Below are some entries. Reproduce them word for word.

☆ ☆ ☆ ☆ ☆

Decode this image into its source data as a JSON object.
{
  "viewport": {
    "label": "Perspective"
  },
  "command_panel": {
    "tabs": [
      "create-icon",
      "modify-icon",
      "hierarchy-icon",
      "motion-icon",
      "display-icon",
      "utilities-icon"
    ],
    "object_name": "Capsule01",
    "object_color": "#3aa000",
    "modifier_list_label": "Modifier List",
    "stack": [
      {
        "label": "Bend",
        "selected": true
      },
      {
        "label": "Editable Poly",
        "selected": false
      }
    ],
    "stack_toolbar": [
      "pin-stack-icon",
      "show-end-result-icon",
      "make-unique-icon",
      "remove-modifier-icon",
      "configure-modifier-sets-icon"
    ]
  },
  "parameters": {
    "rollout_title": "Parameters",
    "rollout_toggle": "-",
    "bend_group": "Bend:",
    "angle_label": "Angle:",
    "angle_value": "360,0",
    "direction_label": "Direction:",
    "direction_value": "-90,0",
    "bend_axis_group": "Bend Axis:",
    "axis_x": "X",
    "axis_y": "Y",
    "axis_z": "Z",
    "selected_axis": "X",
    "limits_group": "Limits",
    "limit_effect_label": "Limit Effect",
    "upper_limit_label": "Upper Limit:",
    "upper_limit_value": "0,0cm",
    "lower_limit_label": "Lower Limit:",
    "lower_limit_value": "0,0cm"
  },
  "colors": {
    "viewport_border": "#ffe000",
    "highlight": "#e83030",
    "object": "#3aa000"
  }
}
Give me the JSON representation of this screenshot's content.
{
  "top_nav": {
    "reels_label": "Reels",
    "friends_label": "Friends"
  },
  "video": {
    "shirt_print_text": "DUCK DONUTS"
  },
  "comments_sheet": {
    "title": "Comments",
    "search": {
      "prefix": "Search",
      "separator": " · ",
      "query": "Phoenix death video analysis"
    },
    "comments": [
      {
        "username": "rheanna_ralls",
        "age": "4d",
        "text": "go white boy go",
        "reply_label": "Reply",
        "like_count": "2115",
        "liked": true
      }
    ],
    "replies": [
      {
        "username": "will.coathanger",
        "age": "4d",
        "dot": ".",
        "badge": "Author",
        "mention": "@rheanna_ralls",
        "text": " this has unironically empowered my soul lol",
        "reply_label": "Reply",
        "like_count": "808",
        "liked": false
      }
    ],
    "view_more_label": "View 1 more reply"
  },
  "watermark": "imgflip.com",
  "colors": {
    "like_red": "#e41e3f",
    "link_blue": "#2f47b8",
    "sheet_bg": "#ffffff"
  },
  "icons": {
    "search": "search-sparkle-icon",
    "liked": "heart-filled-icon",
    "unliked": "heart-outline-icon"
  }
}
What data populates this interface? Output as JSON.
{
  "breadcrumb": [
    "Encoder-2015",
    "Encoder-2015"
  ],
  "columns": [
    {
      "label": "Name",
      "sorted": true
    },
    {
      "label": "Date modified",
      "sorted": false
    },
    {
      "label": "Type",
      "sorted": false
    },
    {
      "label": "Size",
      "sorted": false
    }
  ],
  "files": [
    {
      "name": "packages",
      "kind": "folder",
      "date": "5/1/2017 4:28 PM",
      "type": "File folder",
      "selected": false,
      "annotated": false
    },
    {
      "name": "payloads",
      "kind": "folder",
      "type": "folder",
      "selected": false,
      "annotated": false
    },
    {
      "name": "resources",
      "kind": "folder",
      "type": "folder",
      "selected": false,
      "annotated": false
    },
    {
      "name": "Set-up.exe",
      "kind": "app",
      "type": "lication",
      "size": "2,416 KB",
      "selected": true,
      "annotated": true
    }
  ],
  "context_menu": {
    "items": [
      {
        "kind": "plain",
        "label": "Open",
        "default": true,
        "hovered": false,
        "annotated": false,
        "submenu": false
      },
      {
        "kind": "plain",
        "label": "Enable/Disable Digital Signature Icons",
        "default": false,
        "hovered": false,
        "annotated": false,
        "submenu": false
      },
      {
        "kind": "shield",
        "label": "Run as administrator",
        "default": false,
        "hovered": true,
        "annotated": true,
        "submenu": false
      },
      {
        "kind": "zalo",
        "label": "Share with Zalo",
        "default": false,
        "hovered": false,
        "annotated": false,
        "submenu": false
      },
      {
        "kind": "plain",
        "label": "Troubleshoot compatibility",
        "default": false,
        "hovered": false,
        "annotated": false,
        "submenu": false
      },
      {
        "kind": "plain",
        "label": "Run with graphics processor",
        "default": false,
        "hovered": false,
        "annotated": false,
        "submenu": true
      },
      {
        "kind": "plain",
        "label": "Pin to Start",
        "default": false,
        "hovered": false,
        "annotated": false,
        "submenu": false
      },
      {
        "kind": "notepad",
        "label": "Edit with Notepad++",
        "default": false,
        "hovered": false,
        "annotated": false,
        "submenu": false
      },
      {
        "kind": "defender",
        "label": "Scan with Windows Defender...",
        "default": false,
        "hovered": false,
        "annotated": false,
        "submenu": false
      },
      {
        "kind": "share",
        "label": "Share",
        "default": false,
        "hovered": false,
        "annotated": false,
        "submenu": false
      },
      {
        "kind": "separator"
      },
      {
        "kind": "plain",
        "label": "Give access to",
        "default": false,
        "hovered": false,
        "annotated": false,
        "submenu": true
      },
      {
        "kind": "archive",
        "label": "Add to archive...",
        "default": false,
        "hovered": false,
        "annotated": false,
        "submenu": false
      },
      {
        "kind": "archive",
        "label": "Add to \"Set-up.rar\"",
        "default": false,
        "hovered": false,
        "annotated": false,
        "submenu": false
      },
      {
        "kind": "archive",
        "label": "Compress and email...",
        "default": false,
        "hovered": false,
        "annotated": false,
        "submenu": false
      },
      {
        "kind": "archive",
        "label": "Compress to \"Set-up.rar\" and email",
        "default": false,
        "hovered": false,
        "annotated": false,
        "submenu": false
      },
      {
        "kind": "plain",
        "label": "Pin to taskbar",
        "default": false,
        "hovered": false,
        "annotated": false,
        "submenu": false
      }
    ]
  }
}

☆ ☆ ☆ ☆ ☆

## THE COMPLETED TASK
Decode this image into its source data as a JSON object.
{
  "viewport": {
    "label": "Perspective"
  },
  "command_panel": {
    "tabs": [
      "create-icon",
      "modify-icon",
      "hierarchy-icon",
      "motion-icon",
      "display-icon",
      "utilities-icon"
    ],
    "object_name": "Capsule01",
    "object_color": "#3aa000",
    "modifier_list_label": "Modifier List",
    "stack": [
      {
        "label": "Bend",
        "selected": true
      },
      {
        "label": "Editable Poly",
        "selected": false
      }
    ],
    "stack_toolbar": [
      "pin-stack-icon",
      "show-end-result-icon",
      "make-unique-icon",
      "remove-modifier-icon",
      "configure-modifier-sets-icon"
    ]
  },
  "parameters": {
    "rollout_title": "Parameters",
    "rollout_toggle": "-",
    "bend_group": "Bend:",
    "angle_label": "Angle:",
    "angle_value": "360,0",
    "direction_label": "Direction:",
    "direction_value": "-90,0",
    "bend_axis_group": "Bend Axis:",
    "axis_x": "X",
    "axis_y": "Y",
    "axis_z": "Z",
    "selected_axis": "X",
    "limits_group": "Limits",
    "limit_effect_label": "Limit Effect",
    "upper_limit_label": "Upper Limit:",
    "upper_limit_value": "0,0cm",
    "lower_limit_label": "Lower Limit:",
    "lower_limit_value": "0,0cm"
  },
  "colors": {
    "viewport_border": "#ffe000",
    "highlight": "#e83030",
    "object": "#3aa000"
  }
}
Give me the JSON representation of this screenshot's content.
{
  "top_nav": {
    "reels_label": "Reels",
    "friends_label": "Friends"
  },
  "video": {
    "shirt_print_text": "DUCK DONUTS"
  },
  "comments_sheet": {
    "title": "Comments",
    "search": {
      "prefix": "Search",
      "separator": " · ",
      "query": "Phoenix death video analysis"
    },
    "comments": [
      {
        "username": "rheanna_ralls",
        "age": "4d",
        "text": "go white boy go",
        "reply_label": "Reply",
        "like_count": "2115",
        "liked": true
      }
    ],
    "replies": [
      {
        "username": "will.coathanger",
        "age": "4d",
        "dot": ".",
        "badge": "Author",
        "mention": "@rheanna_ralls",
        "text": " this has unironically empowered my soul lol",
        "reply_label": "Reply",
        "like_count": "808",
        "liked": false
      }
    ],
    "view_more_label": "View 1 more reply"
  },
  "watermark": "imgflip.com",
  "colors": {
    "like_red": "#e41e3f",
    "link_blue": "#2f47b8",
    "sheet_bg": "#ffffff"
  },
  "icons": {
    "search": "search-sparkle-icon",
    "liked": "heart-filled-icon",
    "unliked": "heart-outline-icon"
  }
}
What data populates this interface? Output as JSON.
{
  "breadcrumb": [
    "Encoder-2015",
    "Encoder-2015"
  ],
  "columns": [
    {
      "label": "Name",
      "sorted": true
    },
    {
      "label": "Date modified",
      "sorted": false
    },
    {
      "label": "Type",
      "sorted": false
    },
    {
      "label": "Size",
      "sorted": false
    }
  ],
  "files": [
    {
      "name": "packages",
      "kind": "folder",
      "date": "5/1/2017 4:28 PM",
      "type": "File folder",
      "selected": false,
      "annotated": false
    },
    {
      "name": "payloads",
      "kind": "folder",
      "type": "folder",
      "selected": false,
      "annotated": false
    },
    {
      "name": "resources",
      "kind": "folder",
      "type": "folder",
      "selected": false,
      "annotated": false
    },
    {
      "name": "Set-up.exe",
      "kind": "app",
      "type": "lication",
      "size": "2,416 KB",
      "selected": true,
      "annotated": true
    }
  ],
  "context_menu": {
    "items": [
      {
        "kind": "plain",
        "label": "Open",
        "default": true,
        "hovered": false,
        "annotated": false,
        "submenu": false
      },
      {
        "kind": "plain",
        "label": "Enable/Disable Digital Signature Icons",
        "default": false,
        "hovered": false,
        "annotated": false,
        "submenu": false
      },
      {
        "kind": "shield",
        "label": "Run as administrator",
        "default": false,
        "hovered": true,
        "annotated": true,
        "submenu": false
      },
      {
        "kind": "zalo",
        "label": "Share with Zalo",
        "default": false,
        "hovered": false,
        "annotated": false,
        "submenu": false
      },
      {
        "kind": "plain",
        "label": "Troubleshoot compatibility",
        "default": false,
        "hovered": false,
        "annotated": false,
        "submenu": false
      },
      {
        "kind": "plain",
        "label": "Run with graphics processor",
        "default": false,
        "hovered": false,
        "annotated": false,
        "submenu": true
      },
      {
        "kind": "plain",
        "label": "Pin to Start",
        "default": false,
        "hovered": false,
        "annotated": false,
        "submenu": false
      },
      {
        "kind": "notepad",
        "label": "Edit with Notepad++",
        "default": false,
        "hovered": false,
        "annotated": false,
        "submenu": false
      },
      {
        "kind": "defender",
        "label": "Scan with Windows Defender...",
        "default": false,
        "hovered": false,
        "annotated": false,
        "submenu": false
      },
      {
        "kind": "share",
        "label": "Share",
        "default": false,
        "hovered": false,
        "annotated": false,
        "submenu": false
      },
      {
        "kind": "separator"
      },
      {
        "kind": "plain",
        "label": "Give access to",
        "default": false,
        "hovered": false,
        "annotated": false,
        "submenu": true
      },
      {
        "kind": "archive",
        "label": "Add to archive...",
        "default": false,
        "hovered": false,
        "annotated": false,
        "submenu": false
      },
      {
        "kind": "archive",
        "label": "Add to \"Set-up.rar\"",
        "default": false,
        "hovered": false,
        "annotated": false,
        "submenu": false
      },
      {
        "kind": "archive",
        "label": "Compress and email...",
        "default": false,
        "hovered": false,
        "annotated": false,
        "submenu": false
      },
      {
        "kind": "archive",
        "label": "Compress to \"Set-up.rar\" and email",
        "default": false,
        "hovered": false,
        "annotated": false,
        "submenu": false
      },
      {
        "kind": "plain",
        "label": "Pin to taskbar",
        "default": false,
        "hovered": false,
        "annotated": false,
        "submenu": false
      }
    ]
  }
}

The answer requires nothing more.